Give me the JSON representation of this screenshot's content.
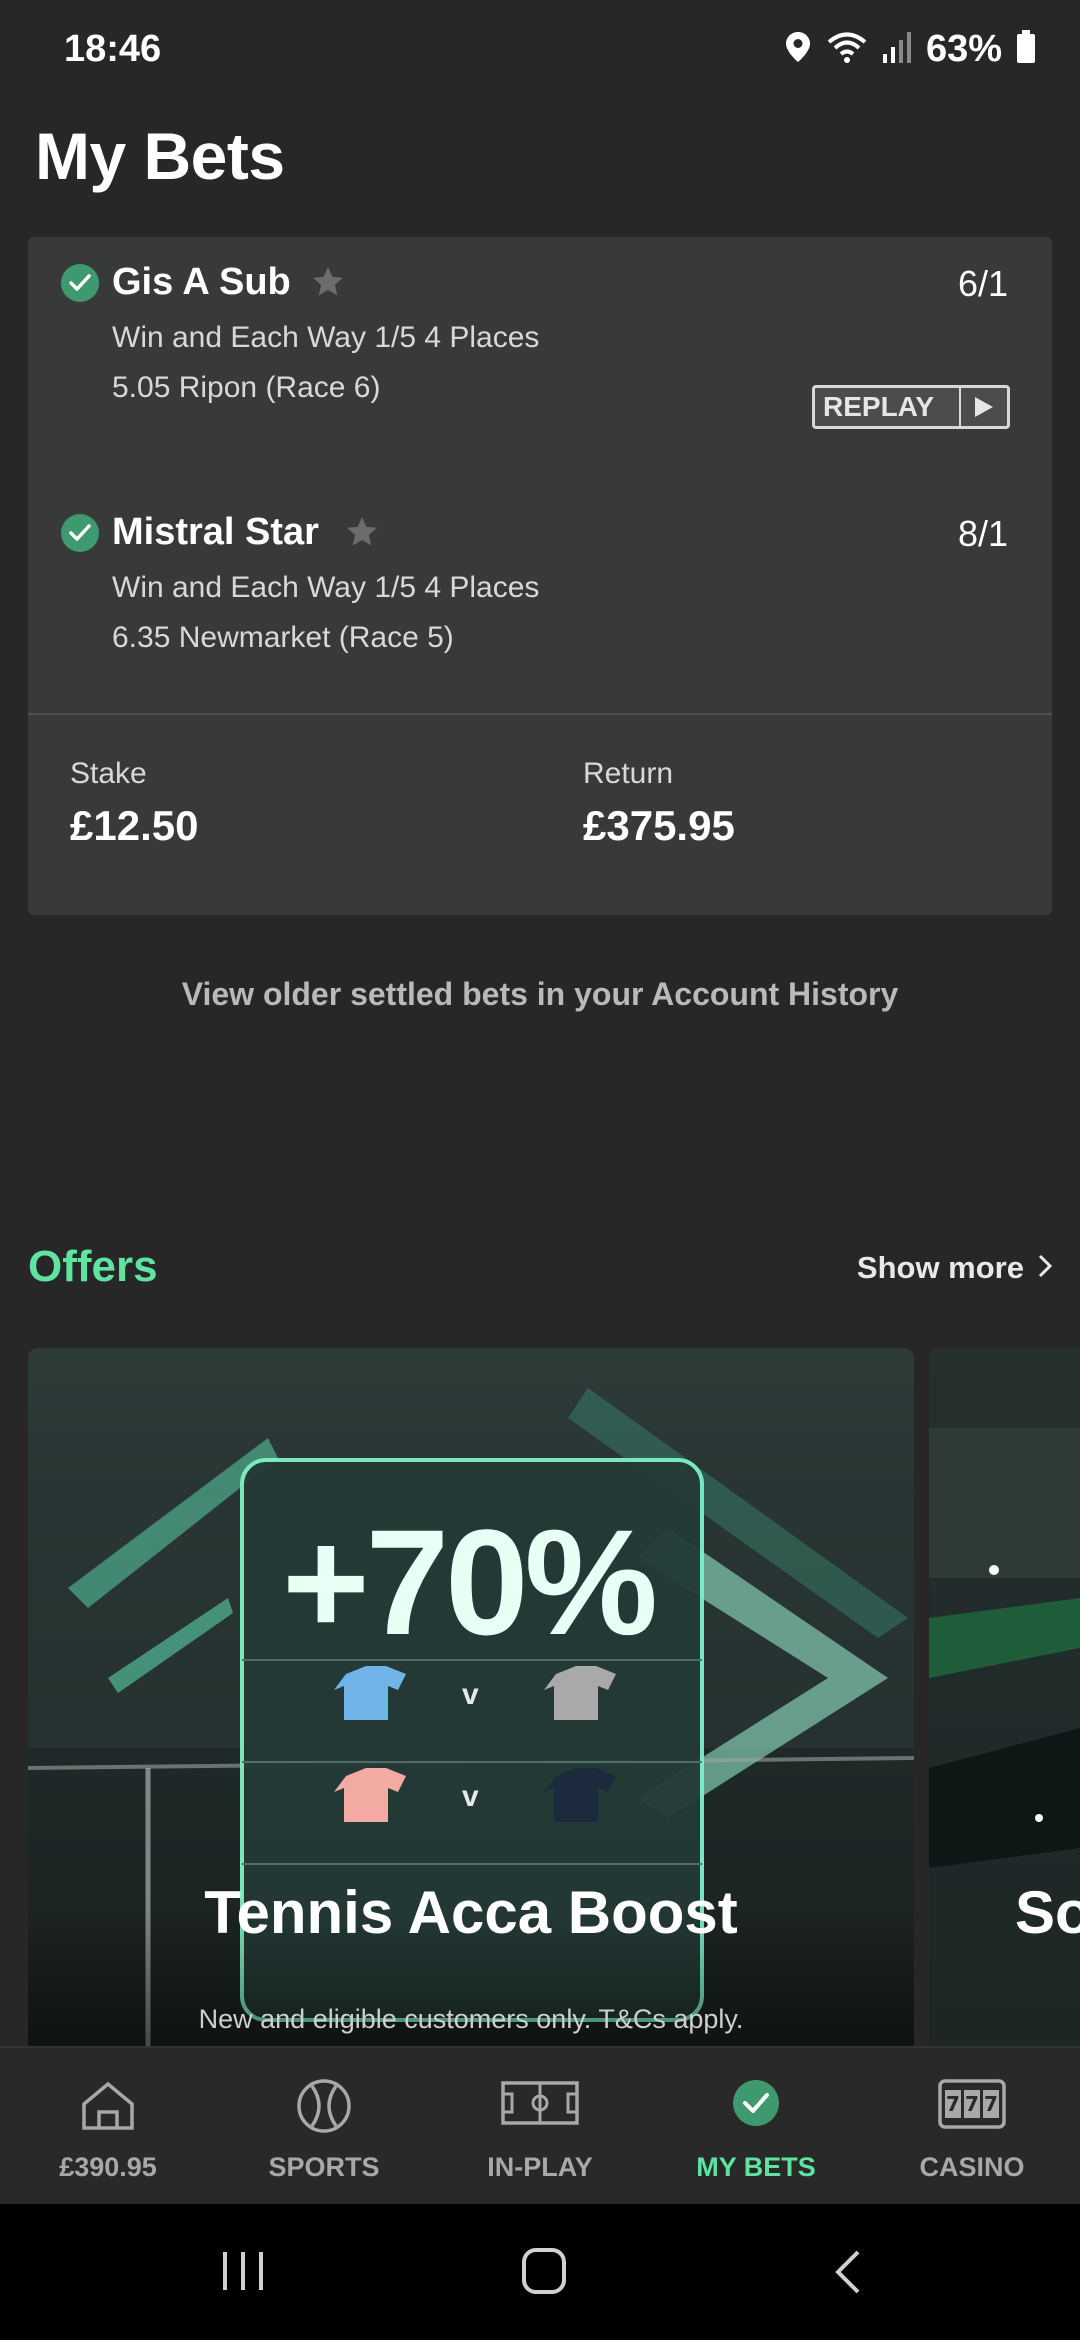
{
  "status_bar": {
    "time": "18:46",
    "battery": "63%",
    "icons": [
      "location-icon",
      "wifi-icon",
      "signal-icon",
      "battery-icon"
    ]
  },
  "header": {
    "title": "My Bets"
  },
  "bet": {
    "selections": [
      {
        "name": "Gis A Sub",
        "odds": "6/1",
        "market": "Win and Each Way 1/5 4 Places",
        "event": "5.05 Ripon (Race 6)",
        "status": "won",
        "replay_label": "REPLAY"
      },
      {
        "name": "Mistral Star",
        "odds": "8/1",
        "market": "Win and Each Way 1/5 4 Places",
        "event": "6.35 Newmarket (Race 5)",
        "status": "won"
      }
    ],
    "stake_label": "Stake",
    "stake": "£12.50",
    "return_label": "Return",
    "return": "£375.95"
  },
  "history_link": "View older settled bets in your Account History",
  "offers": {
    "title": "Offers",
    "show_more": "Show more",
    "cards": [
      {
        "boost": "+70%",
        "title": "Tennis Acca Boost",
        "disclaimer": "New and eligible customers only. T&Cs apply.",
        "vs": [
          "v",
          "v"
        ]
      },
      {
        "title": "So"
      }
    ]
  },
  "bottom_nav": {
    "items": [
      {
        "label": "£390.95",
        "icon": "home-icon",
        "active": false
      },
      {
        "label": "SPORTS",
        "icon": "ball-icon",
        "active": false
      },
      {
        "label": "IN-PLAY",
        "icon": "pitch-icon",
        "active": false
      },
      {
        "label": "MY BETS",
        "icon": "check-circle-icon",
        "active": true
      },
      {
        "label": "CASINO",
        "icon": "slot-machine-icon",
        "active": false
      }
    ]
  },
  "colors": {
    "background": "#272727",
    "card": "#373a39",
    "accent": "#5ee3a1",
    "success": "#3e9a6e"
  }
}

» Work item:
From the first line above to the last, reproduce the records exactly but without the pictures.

» Output for this exercise:
Give me the JSON representation of this screenshot's content.
{
  "status_bar": {
    "time": "18:46",
    "battery": "63%",
    "icons": [
      "location-icon",
      "wifi-icon",
      "signal-icon",
      "battery-icon"
    ]
  },
  "header": {
    "title": "My Bets"
  },
  "bet": {
    "selections": [
      {
        "name": "Gis A Sub",
        "odds": "6/1",
        "market": "Win and Each Way 1/5 4 Places",
        "event": "5.05 Ripon (Race 6)",
        "status": "won",
        "replay_label": "REPLAY"
      },
      {
        "name": "Mistral Star",
        "odds": "8/1",
        "market": "Win and Each Way 1/5 4 Places",
        "event": "6.35 Newmarket (Race 5)",
        "status": "won"
      }
    ],
    "stake_label": "Stake",
    "stake": "£12.50",
    "return_label": "Return",
    "return": "£375.95"
  },
  "history_link": "View older settled bets in your Account History",
  "offers": {
    "title": "Offers",
    "show_more": "Show more",
    "cards": [
      {
        "boost": "+70%",
        "title": "Tennis Acca Boost",
        "disclaimer": "New and eligible customers only. T&Cs apply.",
        "vs": [
          "v",
          "v"
        ]
      },
      {
        "title": "So"
      }
    ]
  },
  "bottom_nav": {
    "items": [
      {
        "label": "£390.95",
        "icon": "home-icon",
        "active": false
      },
      {
        "label": "SPORTS",
        "icon": "ball-icon",
        "active": false
      },
      {
        "label": "IN-PLAY",
        "icon": "pitch-icon",
        "active": false
      },
      {
        "label": "MY BETS",
        "icon": "check-circle-icon",
        "active": true
      },
      {
        "label": "CASINO",
        "icon": "slot-machine-icon",
        "active": false
      }
    ]
  },
  "colors": {
    "background": "#272727",
    "card": "#373a39",
    "accent": "#5ee3a1",
    "success": "#3e9a6e"
  }
}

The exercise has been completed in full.